This is a stunning misrepresentation. Foreign inventors can and do obtain patents in the US *all the time*. U.S. patent law applies to any inventor from any country who seeks to obtain and practice a patent in the U.S.
RonSeptember 18, 2022 08:15 am
Yes, you can get a patent, but it won’t hold up in court.
AneeSeptember 18, 2022 07:52 am
First inventor to file, yo
concernedSeptember 18, 2022 07:08 am
Answer: Hard No.
When I was told my process is routine, well understood and conventional, yet the evidence, plus no s103 rejection, show nobody on this EARTH apparently does any part of my process, the USPTO must have of been talking about aliens from another planet that do my process routinely, conventionally and understand it well.
Aside: The CAFC is already using my precedential case to nail inventors. No mention of “mental steps” in this opinion:
“Our court has held that claims that “are directed to collection of information, comprehending the meaning of that
collected information, and indication of the results, all on a
generic computer network operating in its normal, expected manner” are claims to abstract ideas”
However, abstract ideas are patentable per Alice if the process is new and useful, a part of the Alice decision conveniently overlooked.
Question: An inventor collects information about people who eat peanut butter and jelly sandwiches and that process, with concrete steps, leads to solving a horrible disease. Patentable? Insignificant post solution activity? Or are we more concerned with the way a problem is solved instead of its solution?
I think patent case law is from another planet. The author of this article is asking the wrong question.
Pro SaySeptember 17, 2022 07:19 pm
“Can a Human Patent a Space Alien’s Invention?”
Not unless you’re willing to risk being vaporized.
AnonSeptember 17, 2022 05:20 pm
No Bob, just because you as a human recognize an invention made by a non-human, this does NOT permit you to claim that you invented the item.
Quite in fact, this is fraud on the Office, and I could not stress strongly enough against the action that you advocate.
Any attorney that would assist you — having heard your admission — would face disbarment.
mikeSeptember 17, 2022 02:31 pm
Alien = Law of nature. So, no. No patent. Abrogate Alice and I might change my mind.

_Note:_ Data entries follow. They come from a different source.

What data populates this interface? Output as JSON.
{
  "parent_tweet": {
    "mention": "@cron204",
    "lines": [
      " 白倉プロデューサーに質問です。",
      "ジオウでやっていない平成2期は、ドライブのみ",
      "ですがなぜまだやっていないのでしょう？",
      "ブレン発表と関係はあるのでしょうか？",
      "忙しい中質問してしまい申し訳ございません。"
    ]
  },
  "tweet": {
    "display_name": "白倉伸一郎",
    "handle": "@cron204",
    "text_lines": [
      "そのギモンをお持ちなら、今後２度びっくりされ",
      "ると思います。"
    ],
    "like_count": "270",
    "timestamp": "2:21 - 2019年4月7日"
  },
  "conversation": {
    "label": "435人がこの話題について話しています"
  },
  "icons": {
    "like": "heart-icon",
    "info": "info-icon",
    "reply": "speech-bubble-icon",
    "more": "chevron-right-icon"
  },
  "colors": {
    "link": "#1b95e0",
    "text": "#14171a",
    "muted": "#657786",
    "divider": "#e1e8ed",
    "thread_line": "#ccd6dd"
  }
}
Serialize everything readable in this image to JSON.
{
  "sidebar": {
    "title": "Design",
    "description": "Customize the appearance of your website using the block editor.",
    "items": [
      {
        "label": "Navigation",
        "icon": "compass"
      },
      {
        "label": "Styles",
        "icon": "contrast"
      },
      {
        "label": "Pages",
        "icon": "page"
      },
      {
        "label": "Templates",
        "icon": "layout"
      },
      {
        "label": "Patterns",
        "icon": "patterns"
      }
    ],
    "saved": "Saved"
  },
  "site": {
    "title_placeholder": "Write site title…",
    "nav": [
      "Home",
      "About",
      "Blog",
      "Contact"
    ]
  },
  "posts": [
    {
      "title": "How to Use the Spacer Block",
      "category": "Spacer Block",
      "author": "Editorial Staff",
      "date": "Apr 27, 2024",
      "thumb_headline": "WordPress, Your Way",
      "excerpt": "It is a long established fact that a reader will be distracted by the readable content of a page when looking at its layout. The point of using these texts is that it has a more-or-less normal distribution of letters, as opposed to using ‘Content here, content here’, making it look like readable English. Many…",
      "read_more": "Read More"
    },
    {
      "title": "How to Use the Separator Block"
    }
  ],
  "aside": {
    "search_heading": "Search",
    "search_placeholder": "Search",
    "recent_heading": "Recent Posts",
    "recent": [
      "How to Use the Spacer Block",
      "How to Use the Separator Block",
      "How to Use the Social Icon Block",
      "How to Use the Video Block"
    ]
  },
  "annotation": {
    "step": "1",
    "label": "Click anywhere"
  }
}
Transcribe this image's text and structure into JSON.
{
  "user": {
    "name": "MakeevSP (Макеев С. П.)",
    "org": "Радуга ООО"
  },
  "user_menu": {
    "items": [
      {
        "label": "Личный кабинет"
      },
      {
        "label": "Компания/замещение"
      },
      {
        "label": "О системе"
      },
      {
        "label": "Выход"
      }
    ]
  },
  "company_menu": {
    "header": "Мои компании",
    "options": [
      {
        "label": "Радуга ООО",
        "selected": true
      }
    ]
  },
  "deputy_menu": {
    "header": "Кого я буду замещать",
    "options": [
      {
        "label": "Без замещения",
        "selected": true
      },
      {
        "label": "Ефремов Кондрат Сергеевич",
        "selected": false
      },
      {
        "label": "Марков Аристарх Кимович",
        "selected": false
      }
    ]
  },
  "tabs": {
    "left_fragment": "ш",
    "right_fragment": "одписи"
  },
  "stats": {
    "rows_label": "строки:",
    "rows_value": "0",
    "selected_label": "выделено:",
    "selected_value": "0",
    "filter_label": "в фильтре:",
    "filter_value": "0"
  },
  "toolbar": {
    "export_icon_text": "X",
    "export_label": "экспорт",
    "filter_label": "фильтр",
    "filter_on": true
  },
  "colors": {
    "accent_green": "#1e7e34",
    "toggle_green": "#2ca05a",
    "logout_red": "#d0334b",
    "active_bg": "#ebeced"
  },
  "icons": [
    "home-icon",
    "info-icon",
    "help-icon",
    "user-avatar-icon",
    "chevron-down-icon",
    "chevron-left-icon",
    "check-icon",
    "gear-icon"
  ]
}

E.T.September 17, 2022 02:30 pm
Didnt know that the ‘right of priority’ means ‘that an early invention in one country is considered prior art to an invention in another country.’
Thanks for this novel view of the Paris Convention!